#### [Records for the exercise]

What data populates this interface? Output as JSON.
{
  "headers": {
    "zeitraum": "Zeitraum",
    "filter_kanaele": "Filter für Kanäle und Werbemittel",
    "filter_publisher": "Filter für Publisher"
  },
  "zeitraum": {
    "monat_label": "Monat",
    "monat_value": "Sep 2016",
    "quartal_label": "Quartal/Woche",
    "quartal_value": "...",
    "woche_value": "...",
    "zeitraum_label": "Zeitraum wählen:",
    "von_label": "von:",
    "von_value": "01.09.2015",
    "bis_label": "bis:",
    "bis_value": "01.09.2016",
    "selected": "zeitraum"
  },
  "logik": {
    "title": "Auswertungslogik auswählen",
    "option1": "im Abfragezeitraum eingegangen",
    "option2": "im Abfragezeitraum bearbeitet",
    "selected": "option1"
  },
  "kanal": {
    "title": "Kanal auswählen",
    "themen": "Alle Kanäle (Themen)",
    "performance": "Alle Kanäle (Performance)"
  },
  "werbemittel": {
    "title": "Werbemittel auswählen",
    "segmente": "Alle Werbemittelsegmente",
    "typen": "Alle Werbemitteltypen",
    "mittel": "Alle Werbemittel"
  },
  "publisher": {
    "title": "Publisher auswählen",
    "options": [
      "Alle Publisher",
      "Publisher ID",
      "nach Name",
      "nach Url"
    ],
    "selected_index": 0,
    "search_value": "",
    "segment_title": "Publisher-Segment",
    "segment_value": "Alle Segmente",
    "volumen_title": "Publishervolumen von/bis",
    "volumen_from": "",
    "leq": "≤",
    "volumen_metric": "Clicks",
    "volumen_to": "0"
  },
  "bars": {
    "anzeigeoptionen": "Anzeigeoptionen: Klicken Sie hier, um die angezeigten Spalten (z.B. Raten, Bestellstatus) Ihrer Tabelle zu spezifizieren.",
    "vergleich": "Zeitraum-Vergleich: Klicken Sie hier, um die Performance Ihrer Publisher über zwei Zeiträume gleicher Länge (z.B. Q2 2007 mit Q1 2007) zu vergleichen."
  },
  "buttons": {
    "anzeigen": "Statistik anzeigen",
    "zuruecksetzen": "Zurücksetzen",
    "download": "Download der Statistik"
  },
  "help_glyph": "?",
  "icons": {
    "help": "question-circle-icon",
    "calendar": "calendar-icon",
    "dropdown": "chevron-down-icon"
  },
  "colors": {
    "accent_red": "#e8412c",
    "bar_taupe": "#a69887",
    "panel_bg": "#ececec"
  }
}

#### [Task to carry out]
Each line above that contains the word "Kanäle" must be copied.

#### [Solution for this task]
    "filter_kanaele": "Filter für Kanäle und Werbemittel",
    "themen": "Alle Kanäle (Themen)",
    "performance": "Alle Kanäle (Performance)"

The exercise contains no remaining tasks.